### Instructions for the task
List every line in this data where the string "content" occurs.

Dataset entries
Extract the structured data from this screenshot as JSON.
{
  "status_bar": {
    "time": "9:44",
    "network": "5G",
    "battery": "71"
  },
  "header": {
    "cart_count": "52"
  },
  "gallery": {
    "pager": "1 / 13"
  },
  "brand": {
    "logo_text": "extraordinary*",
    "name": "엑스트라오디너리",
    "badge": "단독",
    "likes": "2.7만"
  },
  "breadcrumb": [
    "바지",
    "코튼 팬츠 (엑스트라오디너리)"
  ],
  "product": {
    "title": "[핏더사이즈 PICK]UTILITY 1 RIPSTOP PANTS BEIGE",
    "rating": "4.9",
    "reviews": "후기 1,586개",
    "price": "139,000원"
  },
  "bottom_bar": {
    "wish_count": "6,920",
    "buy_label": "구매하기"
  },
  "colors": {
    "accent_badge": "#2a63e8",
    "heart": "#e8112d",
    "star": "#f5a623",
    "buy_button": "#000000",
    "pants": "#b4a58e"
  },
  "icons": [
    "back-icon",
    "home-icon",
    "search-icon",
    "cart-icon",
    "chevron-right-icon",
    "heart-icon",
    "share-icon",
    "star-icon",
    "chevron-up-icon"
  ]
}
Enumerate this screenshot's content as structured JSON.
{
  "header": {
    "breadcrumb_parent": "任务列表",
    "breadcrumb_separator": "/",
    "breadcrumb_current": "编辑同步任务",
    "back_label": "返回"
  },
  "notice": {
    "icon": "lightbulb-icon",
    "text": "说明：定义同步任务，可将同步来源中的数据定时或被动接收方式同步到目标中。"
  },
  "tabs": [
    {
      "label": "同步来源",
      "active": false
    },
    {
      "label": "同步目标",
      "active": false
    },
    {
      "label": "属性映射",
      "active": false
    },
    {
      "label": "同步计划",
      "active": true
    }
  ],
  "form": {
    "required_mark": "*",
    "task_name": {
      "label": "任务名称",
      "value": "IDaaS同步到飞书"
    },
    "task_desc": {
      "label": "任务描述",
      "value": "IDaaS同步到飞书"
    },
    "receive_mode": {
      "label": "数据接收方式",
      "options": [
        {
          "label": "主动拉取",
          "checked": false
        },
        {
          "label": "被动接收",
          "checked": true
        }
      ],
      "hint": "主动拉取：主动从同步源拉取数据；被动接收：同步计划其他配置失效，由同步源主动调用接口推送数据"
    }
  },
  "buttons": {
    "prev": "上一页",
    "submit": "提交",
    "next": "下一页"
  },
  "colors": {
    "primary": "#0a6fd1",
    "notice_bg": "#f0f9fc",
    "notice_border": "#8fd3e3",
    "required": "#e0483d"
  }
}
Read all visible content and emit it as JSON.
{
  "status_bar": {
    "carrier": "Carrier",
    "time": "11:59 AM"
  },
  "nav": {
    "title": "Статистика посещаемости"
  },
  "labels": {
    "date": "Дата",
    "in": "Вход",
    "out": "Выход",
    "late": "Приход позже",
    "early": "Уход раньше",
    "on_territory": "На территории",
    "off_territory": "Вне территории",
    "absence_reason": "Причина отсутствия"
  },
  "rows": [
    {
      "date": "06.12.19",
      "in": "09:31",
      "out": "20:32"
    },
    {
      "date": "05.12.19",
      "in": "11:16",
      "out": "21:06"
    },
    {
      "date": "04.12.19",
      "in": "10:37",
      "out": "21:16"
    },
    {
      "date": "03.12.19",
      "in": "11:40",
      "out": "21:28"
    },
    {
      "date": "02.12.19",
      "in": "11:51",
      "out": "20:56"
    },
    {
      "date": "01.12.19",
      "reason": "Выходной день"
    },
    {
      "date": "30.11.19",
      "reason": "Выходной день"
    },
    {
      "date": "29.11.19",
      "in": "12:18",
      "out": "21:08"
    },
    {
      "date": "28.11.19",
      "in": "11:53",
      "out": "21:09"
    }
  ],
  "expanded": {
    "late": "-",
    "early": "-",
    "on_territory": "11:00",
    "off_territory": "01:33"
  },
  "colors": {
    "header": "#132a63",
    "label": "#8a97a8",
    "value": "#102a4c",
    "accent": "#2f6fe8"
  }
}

### Answer space
Enumerate this screenshot's content as structured JSON.
Read all visible content and emit it as JSON.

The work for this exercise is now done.